▶ **WORK TO BE COMPLETED**: Please filter the data below down to the lines holding the string "Opportunity".

______________________________

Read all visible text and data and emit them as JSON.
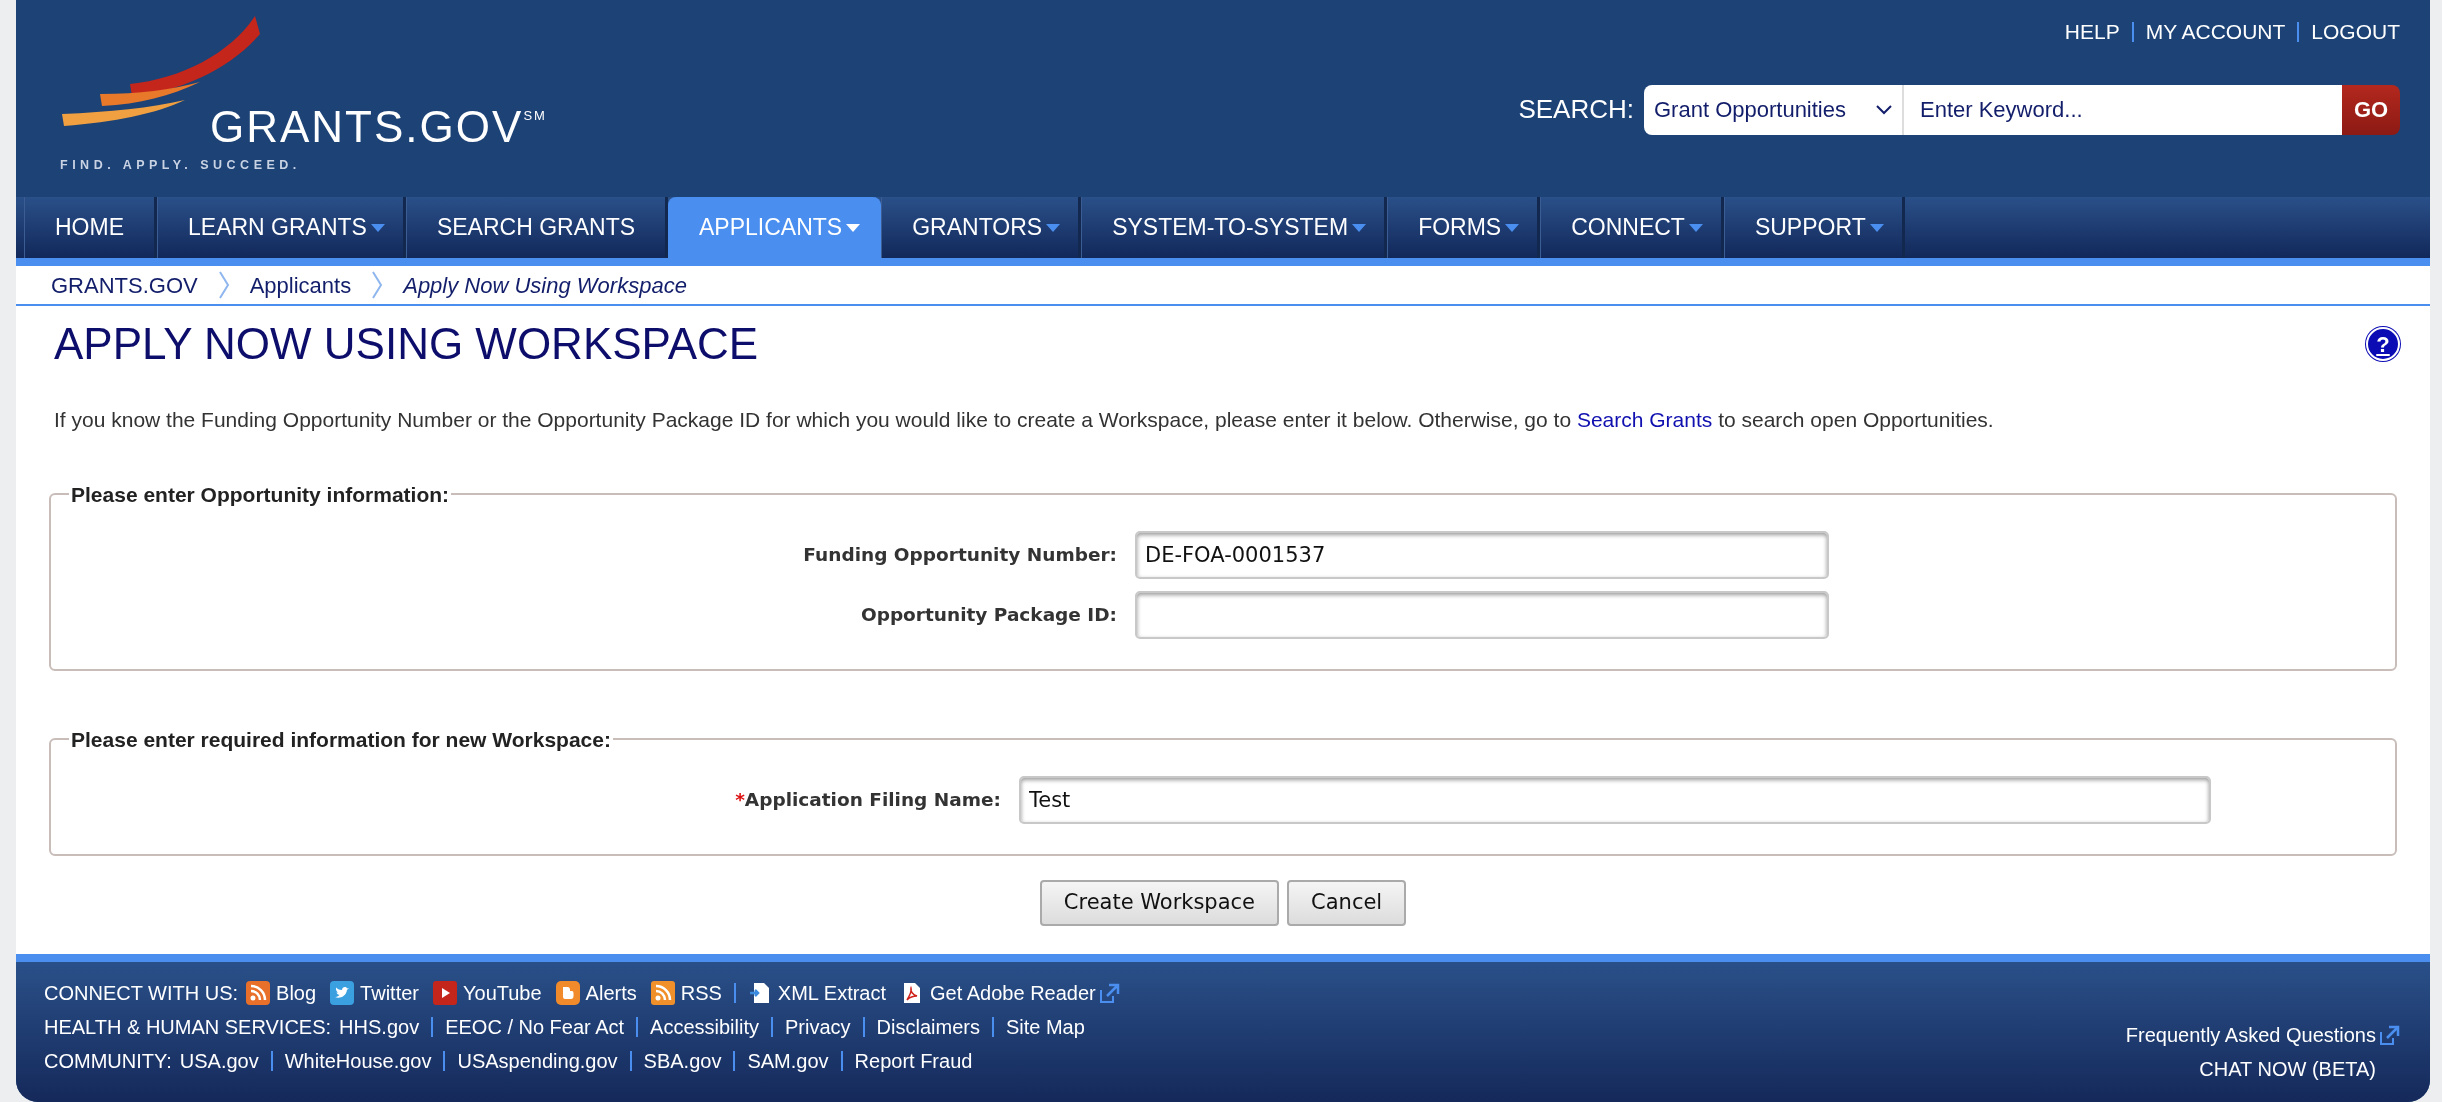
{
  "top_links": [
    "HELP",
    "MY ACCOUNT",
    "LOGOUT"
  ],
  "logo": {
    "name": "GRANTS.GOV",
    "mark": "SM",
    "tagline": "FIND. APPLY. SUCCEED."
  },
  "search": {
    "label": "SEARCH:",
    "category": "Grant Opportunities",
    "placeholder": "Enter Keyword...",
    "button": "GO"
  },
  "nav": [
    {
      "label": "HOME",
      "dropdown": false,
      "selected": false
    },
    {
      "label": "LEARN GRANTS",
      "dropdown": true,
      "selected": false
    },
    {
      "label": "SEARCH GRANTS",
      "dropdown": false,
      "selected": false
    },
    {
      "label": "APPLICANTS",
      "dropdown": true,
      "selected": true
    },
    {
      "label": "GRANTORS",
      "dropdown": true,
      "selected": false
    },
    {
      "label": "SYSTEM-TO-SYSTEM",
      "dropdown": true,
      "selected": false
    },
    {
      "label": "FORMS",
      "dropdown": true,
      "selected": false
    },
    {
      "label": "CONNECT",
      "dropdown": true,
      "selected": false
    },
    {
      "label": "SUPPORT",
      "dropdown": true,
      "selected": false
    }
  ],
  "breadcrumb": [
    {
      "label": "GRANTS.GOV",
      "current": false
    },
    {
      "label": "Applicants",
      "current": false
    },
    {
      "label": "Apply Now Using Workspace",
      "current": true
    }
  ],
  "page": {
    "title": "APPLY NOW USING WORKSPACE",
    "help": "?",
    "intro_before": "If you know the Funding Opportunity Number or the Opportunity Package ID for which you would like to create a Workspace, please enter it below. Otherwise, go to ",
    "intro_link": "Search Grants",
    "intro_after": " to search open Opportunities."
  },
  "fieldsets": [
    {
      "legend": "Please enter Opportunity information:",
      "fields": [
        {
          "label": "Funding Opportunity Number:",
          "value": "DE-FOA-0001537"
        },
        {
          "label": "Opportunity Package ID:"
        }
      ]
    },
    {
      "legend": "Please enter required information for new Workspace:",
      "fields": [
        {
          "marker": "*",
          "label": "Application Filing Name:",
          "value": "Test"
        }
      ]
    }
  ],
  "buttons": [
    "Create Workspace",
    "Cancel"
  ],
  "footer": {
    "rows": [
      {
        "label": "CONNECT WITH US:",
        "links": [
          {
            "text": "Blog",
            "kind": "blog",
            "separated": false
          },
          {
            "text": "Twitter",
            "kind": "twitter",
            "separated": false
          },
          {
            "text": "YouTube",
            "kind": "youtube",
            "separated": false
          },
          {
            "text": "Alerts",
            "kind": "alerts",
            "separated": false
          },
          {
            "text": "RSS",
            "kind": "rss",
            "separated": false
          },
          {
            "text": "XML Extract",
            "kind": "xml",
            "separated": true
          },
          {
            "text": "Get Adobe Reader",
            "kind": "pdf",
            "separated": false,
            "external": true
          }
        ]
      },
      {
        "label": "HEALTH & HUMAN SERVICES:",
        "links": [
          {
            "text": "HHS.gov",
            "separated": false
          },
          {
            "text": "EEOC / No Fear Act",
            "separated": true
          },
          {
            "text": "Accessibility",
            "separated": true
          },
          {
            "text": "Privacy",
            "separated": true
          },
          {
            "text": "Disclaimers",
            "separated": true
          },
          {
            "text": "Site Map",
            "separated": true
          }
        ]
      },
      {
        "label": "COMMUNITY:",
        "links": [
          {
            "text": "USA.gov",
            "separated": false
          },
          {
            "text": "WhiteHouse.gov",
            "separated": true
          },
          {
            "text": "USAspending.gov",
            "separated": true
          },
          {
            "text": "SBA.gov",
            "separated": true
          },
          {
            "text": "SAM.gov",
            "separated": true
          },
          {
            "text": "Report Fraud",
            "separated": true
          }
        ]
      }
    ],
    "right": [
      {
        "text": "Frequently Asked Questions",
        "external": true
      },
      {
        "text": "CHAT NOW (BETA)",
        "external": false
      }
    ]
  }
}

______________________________

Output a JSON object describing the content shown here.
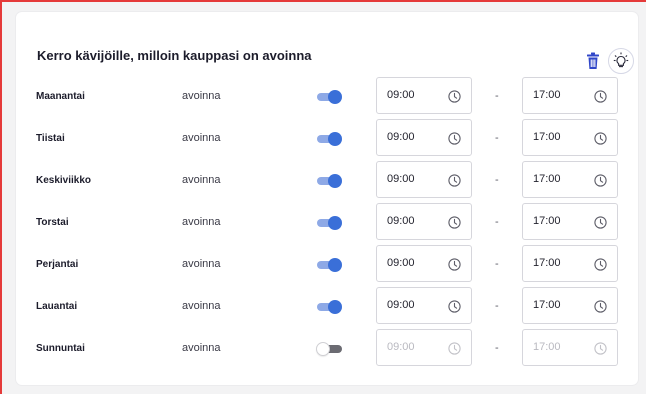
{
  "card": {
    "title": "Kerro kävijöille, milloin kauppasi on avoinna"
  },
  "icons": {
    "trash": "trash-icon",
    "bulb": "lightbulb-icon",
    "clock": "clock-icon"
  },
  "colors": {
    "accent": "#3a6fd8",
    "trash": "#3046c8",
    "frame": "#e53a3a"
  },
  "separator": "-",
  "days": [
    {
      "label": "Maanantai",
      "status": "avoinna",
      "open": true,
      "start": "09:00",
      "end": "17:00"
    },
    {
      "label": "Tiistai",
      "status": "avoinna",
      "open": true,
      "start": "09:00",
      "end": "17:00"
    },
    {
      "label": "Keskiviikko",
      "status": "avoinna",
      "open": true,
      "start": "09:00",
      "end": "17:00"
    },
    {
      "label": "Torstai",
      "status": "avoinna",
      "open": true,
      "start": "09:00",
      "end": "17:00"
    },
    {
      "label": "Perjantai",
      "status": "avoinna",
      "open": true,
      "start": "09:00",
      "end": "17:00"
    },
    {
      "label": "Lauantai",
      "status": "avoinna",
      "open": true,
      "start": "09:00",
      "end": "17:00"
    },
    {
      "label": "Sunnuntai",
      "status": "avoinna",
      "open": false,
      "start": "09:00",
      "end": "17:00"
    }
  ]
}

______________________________

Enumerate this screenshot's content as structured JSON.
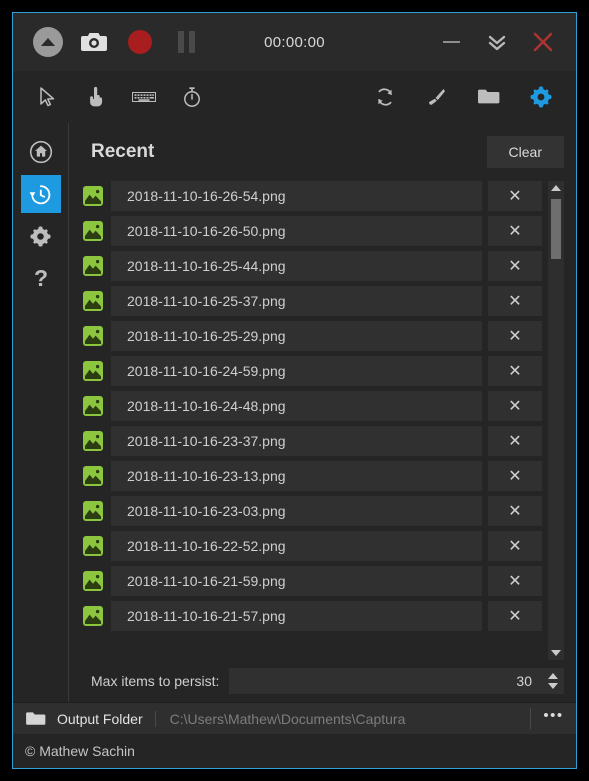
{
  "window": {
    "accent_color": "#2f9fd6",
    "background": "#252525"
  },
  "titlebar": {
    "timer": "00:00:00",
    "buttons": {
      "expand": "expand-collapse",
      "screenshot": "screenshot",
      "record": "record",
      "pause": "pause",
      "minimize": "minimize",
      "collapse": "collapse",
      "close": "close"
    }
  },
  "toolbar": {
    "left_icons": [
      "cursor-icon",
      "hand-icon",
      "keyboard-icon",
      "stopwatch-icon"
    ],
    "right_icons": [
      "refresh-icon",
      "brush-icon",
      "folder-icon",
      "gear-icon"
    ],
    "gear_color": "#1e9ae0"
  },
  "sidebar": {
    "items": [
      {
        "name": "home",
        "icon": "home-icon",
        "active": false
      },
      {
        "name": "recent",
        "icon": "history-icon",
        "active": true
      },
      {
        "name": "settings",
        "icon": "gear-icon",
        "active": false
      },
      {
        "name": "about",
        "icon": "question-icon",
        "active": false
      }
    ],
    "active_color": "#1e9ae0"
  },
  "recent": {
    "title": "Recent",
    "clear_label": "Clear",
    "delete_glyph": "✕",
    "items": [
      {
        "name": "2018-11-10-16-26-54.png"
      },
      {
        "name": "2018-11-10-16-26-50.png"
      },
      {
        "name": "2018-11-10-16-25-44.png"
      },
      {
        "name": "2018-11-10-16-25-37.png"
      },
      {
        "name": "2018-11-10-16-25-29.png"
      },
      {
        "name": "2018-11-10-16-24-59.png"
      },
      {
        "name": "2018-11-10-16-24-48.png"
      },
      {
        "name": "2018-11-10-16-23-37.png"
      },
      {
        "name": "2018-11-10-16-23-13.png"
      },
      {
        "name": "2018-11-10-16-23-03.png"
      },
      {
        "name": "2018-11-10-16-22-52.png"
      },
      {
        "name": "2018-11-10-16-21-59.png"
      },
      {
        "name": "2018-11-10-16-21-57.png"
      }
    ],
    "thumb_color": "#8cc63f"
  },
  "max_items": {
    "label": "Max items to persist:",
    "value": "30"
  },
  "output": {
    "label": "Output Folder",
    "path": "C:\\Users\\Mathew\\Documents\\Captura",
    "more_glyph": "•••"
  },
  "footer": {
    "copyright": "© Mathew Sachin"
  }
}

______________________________

▶ **ANSWER BOX**:
    "intro_before": "If you know the Funding Opportunity Number or the Opportunity Package ID for which you would like to create a Workspace, please enter it below. Otherwise, go to ",
      "legend": "Please enter Opportunity information:",
          "label": "Funding Opportunity Number:",
          "label": "Opportunity Package ID:"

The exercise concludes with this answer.